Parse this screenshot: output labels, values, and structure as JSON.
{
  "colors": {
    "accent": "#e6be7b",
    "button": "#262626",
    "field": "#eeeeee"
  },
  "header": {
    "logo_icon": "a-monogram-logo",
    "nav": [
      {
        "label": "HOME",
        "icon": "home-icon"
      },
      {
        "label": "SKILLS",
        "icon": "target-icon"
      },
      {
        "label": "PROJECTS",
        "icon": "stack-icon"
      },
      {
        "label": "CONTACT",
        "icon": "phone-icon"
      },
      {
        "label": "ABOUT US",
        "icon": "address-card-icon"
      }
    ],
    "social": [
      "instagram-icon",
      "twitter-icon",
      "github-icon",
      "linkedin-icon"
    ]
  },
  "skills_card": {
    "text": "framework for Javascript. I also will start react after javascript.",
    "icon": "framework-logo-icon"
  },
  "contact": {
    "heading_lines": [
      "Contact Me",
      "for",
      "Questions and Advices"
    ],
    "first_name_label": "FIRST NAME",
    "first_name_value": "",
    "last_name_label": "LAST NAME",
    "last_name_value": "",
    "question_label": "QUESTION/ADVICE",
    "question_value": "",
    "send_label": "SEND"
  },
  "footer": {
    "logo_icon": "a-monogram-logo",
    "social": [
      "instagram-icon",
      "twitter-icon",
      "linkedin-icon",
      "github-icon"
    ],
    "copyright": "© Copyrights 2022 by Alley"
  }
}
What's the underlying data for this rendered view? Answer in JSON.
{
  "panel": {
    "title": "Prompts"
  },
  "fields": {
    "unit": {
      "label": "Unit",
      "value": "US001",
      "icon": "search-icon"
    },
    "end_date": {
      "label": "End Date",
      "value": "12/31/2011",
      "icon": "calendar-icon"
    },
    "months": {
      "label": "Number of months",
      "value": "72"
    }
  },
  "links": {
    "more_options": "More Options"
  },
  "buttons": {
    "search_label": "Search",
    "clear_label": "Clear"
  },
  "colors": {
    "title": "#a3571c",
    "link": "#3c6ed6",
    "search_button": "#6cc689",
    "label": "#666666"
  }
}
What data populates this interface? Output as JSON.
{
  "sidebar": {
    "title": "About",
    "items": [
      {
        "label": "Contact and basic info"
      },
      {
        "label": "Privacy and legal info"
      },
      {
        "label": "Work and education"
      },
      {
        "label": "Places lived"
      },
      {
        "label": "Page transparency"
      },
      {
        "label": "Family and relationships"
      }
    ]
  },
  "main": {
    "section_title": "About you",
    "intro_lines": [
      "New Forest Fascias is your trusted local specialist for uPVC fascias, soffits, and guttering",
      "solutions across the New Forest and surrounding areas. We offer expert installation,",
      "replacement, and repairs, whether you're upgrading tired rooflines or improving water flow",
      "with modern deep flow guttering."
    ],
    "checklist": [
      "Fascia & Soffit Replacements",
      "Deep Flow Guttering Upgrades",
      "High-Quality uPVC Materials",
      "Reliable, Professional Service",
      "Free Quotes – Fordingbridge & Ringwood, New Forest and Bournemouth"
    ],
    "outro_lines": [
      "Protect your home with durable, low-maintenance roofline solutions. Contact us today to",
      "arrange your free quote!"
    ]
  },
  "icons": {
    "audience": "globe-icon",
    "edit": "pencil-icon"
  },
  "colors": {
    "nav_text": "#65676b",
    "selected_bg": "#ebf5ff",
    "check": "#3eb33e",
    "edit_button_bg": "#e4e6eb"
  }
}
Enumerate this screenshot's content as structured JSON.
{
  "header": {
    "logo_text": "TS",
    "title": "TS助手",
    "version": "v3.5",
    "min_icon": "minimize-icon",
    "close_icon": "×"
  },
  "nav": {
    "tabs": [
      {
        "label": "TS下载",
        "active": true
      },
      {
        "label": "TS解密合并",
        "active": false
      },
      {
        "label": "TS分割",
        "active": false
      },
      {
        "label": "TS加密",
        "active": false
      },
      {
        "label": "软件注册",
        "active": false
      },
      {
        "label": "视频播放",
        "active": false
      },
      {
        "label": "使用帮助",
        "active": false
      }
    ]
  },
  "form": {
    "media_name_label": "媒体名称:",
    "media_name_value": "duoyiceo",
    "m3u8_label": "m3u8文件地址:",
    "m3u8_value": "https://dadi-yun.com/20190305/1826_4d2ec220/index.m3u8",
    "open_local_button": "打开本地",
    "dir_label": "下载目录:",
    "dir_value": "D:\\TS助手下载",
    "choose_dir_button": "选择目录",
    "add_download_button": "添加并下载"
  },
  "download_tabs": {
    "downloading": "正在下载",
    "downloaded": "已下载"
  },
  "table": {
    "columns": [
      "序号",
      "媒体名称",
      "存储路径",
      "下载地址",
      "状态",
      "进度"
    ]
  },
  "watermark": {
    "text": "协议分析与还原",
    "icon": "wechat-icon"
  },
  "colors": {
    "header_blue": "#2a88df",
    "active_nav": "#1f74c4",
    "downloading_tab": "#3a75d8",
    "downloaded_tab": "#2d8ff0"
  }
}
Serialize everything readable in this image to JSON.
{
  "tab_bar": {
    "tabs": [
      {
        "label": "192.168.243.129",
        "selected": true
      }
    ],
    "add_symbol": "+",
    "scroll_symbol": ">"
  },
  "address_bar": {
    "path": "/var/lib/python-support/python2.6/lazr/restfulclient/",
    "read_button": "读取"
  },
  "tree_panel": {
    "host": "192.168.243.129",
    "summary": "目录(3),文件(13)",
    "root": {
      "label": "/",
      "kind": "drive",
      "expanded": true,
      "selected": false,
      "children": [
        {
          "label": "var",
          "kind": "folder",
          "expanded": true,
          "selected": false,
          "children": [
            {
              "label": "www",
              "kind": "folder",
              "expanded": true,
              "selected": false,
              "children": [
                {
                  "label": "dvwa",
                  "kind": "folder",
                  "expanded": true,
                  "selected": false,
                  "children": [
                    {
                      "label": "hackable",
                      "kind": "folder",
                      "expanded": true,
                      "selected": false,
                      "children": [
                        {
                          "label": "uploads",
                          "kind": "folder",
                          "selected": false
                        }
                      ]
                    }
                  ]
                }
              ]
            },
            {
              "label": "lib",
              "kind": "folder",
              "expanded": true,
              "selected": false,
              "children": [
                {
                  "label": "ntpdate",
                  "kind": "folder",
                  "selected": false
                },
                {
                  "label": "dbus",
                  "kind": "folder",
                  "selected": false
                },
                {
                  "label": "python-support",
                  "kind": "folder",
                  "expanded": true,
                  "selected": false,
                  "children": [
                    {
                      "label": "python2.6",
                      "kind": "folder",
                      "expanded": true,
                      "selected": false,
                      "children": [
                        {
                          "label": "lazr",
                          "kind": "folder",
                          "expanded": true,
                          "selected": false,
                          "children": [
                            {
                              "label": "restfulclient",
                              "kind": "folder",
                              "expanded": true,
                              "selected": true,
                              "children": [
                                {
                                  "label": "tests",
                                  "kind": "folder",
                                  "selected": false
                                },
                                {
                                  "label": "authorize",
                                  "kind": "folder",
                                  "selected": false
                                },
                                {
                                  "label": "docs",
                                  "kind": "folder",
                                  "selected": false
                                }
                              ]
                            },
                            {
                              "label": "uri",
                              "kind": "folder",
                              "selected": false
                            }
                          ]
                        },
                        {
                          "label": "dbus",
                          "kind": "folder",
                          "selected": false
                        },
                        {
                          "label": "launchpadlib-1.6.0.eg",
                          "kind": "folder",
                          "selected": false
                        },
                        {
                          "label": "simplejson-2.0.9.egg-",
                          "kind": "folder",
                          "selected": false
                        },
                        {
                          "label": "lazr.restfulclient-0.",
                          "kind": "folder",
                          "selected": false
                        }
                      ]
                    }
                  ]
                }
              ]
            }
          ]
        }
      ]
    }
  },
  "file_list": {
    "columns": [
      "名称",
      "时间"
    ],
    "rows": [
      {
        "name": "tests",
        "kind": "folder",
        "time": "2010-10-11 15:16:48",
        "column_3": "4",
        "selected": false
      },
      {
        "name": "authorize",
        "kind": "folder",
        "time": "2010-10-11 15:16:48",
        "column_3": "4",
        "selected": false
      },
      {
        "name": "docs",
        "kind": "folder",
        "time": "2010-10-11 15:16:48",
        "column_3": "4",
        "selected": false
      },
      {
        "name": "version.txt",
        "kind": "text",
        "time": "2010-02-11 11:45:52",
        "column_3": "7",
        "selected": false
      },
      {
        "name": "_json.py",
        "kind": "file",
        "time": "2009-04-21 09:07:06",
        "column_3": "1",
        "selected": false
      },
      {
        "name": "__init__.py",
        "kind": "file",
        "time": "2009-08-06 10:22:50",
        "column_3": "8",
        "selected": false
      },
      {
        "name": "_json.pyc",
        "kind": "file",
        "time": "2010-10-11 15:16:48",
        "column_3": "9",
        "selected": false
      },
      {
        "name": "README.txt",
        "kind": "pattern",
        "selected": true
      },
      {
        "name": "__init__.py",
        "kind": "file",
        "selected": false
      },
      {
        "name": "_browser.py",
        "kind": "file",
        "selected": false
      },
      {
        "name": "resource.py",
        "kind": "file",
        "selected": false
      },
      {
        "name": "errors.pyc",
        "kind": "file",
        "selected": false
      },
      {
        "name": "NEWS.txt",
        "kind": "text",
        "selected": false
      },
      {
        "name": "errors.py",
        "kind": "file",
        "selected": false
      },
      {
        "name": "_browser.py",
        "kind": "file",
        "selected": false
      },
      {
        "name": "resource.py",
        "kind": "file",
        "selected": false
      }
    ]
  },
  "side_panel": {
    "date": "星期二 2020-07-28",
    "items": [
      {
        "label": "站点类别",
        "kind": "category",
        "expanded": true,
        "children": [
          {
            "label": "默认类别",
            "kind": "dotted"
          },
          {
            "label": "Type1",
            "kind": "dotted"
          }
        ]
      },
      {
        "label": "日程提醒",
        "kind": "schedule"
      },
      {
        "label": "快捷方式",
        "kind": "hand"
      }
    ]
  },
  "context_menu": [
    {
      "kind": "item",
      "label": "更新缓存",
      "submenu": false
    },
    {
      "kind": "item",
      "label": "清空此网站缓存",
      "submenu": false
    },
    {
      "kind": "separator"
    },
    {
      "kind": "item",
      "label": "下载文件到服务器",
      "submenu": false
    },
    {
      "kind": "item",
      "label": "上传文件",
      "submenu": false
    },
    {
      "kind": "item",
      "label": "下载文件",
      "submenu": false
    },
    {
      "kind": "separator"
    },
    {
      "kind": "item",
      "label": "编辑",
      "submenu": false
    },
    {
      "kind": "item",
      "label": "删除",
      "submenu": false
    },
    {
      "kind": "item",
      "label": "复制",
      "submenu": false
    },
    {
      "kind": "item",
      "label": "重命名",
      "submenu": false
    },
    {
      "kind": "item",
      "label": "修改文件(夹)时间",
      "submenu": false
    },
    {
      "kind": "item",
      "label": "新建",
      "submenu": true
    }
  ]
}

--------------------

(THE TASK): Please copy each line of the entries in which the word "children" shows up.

(ANSWER TO THE PROBLEM):
      "children": [
          "children": [
              "children": [
                  "children": [
                      "children": [
              "children": [
                  "children": [
                      "children": [
                          "children": [
                              "children": [
        "children": [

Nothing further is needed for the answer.